WORK INSTRUCTIONS: Repeat the records below exactly.

App and web page records:
****************

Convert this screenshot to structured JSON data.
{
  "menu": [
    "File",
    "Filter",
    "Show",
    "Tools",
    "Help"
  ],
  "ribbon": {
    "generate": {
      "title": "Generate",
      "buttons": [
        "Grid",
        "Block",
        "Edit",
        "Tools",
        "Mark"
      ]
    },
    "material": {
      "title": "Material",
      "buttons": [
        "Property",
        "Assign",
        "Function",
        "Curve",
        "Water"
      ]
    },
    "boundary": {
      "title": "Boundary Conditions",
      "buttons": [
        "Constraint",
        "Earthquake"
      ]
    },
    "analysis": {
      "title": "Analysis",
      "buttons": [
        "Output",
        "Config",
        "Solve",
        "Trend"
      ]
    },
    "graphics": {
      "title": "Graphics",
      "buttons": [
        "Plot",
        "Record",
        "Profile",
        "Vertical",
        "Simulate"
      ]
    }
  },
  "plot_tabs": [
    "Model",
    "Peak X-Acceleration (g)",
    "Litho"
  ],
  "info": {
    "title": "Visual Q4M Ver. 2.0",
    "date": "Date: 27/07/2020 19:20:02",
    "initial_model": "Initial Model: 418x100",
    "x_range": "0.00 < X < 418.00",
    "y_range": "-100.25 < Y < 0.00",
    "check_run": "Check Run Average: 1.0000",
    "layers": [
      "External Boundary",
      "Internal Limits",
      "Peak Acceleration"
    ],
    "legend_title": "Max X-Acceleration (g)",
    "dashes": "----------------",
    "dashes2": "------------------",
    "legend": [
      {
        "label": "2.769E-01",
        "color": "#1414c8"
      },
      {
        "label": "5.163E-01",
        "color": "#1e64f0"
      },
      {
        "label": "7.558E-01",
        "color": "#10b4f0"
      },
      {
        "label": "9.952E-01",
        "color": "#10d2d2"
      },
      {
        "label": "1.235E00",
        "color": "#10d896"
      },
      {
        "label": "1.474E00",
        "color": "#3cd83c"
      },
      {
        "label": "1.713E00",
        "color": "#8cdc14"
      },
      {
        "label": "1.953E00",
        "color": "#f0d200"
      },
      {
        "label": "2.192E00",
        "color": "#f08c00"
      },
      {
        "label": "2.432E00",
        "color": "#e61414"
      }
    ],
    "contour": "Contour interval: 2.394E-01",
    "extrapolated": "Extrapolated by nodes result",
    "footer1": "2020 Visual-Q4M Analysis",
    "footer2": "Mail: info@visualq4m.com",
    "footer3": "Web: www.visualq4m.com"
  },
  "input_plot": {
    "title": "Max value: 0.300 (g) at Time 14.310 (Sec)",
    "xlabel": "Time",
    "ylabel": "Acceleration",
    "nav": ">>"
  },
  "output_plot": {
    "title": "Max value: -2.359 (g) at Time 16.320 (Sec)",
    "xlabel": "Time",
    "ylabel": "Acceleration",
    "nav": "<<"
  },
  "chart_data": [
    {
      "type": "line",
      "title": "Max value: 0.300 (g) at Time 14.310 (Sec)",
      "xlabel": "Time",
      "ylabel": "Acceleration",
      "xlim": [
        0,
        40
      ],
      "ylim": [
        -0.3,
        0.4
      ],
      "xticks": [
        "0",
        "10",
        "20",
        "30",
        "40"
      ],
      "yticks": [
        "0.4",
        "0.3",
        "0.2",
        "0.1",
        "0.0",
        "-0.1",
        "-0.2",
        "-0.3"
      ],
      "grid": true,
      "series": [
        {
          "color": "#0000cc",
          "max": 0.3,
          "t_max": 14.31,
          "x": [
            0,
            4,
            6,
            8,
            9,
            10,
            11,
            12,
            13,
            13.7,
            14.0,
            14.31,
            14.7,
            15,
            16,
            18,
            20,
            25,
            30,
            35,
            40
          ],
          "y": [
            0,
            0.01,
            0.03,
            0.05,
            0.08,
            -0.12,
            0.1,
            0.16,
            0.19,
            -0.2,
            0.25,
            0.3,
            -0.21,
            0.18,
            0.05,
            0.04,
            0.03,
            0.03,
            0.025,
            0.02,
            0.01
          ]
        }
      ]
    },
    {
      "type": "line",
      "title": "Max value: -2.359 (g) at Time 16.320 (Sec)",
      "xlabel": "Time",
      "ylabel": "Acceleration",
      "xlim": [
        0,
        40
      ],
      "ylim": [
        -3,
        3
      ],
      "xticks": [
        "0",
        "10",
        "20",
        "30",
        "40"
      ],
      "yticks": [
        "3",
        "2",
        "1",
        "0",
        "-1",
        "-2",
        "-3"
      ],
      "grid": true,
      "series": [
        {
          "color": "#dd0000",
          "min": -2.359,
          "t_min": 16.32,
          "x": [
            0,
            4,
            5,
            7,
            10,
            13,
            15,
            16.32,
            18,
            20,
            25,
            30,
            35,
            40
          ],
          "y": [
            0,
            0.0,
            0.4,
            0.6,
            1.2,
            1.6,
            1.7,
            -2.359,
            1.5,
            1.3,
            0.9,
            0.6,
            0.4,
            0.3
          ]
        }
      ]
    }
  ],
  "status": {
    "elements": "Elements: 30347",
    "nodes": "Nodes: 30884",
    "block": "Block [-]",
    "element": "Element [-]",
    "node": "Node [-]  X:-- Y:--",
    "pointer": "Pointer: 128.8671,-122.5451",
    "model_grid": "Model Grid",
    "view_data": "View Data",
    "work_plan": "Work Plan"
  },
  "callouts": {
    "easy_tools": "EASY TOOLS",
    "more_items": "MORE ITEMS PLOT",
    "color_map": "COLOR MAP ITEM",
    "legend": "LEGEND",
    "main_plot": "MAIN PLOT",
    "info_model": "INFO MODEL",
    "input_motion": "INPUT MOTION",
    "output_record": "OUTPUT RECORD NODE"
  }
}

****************

FINISHED TASK:
Convert this screenshot to structured JSON data.
{
  "menu": [
    "File",
    "Filter",
    "Show",
    "Tools",
    "Help"
  ],
  "ribbon": {
    "generate": {
      "title": "Generate",
      "buttons": [
        "Grid",
        "Block",
        "Edit",
        "Tools",
        "Mark"
      ]
    },
    "material": {
      "title": "Material",
      "buttons": [
        "Property",
        "Assign",
        "Function",
        "Curve",
        "Water"
      ]
    },
    "boundary": {
      "title": "Boundary Conditions",
      "buttons": [
        "Constraint",
        "Earthquake"
      ]
    },
    "analysis": {
      "title": "Analysis",
      "buttons": [
        "Output",
        "Config",
        "Solve",
        "Trend"
      ]
    },
    "graphics": {
      "title": "Graphics",
      "buttons": [
        "Plot",
        "Record",
        "Profile",
        "Vertical",
        "Simulate"
      ]
    }
  },
  "plot_tabs": [
    "Model",
    "Peak X-Acceleration (g)",
    "Litho"
  ],
  "info": {
    "title": "Visual Q4M Ver. 2.0",
    "date": "Date: 27/07/2020 19:20:02",
    "initial_model": "Initial Model: 418x100",
    "x_range": "0.00 < X < 418.00",
    "y_range": "-100.25 < Y < 0.00",
    "check_run": "Check Run Average: 1.0000",
    "layers": [
      "External Boundary",
      "Internal Limits",
      "Peak Acceleration"
    ],
    "legend_title": "Max X-Acceleration (g)",
    "dashes": "----------------",
    "dashes2": "------------------",
    "legend": [
      {
        "label": "2.769E-01",
        "color": "#1414c8"
      },
      {
        "label": "5.163E-01",
        "color": "#1e64f0"
      },
      {
        "label": "7.558E-01",
        "color": "#10b4f0"
      },
      {
        "label": "9.952E-01",
        "color": "#10d2d2"
      },
      {
        "label": "1.235E00",
        "color": "#10d896"
      },
      {
        "label": "1.474E00",
        "color": "#3cd83c"
      },
      {
        "label": "1.713E00",
        "color": "#8cdc14"
      },
      {
        "label": "1.953E00",
        "color": "#f0d200"
      },
      {
        "label": "2.192E00",
        "color": "#f08c00"
      },
      {
        "label": "2.432E00",
        "color": "#e61414"
      }
    ],
    "contour": "Contour interval: 2.394E-01",
    "extrapolated": "Extrapolated by nodes result",
    "footer1": "2020 Visual-Q4M Analysis",
    "footer2": "Mail: info@visualq4m.com",
    "footer3": "Web: www.visualq4m.com"
  },
  "input_plot": {
    "title": "Max value: 0.300 (g) at Time 14.310 (Sec)",
    "xlabel": "Time",
    "ylabel": "Acceleration",
    "nav": ">>"
  },
  "output_plot": {
    "title": "Max value: -2.359 (g) at Time 16.320 (Sec)",
    "xlabel": "Time",
    "ylabel": "Acceleration",
    "nav": "<<"
  },
  "chart_data": [
    {
      "type": "line",
      "title": "Max value: 0.300 (g) at Time 14.310 (Sec)",
      "xlabel": "Time",
      "ylabel": "Acceleration",
      "xlim": [
        0,
        40
      ],
      "ylim": [
        -0.3,
        0.4
      ],
      "xticks": [
        "0",
        "10",
        "20",
        "30",
        "40"
      ],
      "yticks": [
        "0.4",
        "0.3",
        "0.2",
        "0.1",
        "0.0",
        "-0.1",
        "-0.2",
        "-0.3"
      ],
      "grid": true,
      "series": [
        {
          "color": "#0000cc",
          "max": 0.3,
          "t_max": 14.31,
          "x": [
            0,
            4,
            6,
            8,
            9,
            10,
            11,
            12,
            13,
            13.7,
            14.0,
            14.31,
            14.7,
            15,
            16,
            18,
            20,
            25,
            30,
            35,
            40
          ],
          "y": [
            0,
            0.01,
            0.03,
            0.05,
            0.08,
            -0.12,
            0.1,
            0.16,
            0.19,
            -0.2,
            0.25,
            0.3,
            -0.21,
            0.18,
            0.05,
            0.04,
            0.03,
            0.03,
            0.025,
            0.02,
            0.01
          ]
        }
      ]
    },
    {
      "type": "line",
      "title": "Max value: -2.359 (g) at Time 16.320 (Sec)",
      "xlabel": "Time",
      "ylabel": "Acceleration",
      "xlim": [
        0,
        40
      ],
      "ylim": [
        -3,
        3
      ],
      "xticks": [
        "0",
        "10",
        "20",
        "30",
        "40"
      ],
      "yticks": [
        "3",
        "2",
        "1",
        "0",
        "-1",
        "-2",
        "-3"
      ],
      "grid": true,
      "series": [
        {
          "color": "#dd0000",
          "min": -2.359,
          "t_min": 16.32,
          "x": [
            0,
            4,
            5,
            7,
            10,
            13,
            15,
            16.32,
            18,
            20,
            25,
            30,
            35,
            40
          ],
          "y": [
            0,
            0.0,
            0.4,
            0.6,
            1.2,
            1.6,
            1.7,
            -2.359,
            1.5,
            1.3,
            0.9,
            0.6,
            0.4,
            0.3
          ]
        }
      ]
    }
  ],
  "status": {
    "elements": "Elements: 30347",
    "nodes": "Nodes: 30884",
    "block": "Block [-]",
    "element": "Element [-]",
    "node": "Node [-]  X:-- Y:--",
    "pointer": "Pointer: 128.8671,-122.5451",
    "model_grid": "Model Grid",
    "view_data": "View Data",
    "work_plan": "Work Plan"
  },
  "callouts": {
    "easy_tools": "EASY TOOLS",
    "more_items": "MORE ITEMS PLOT",
    "color_map": "COLOR MAP ITEM",
    "legend": "LEGEND",
    "main_plot": "MAIN PLOT",
    "info_model": "INFO MODEL",
    "input_motion": "INPUT MOTION",
    "output_record": "OUTPUT RECORD NODE"
  }
}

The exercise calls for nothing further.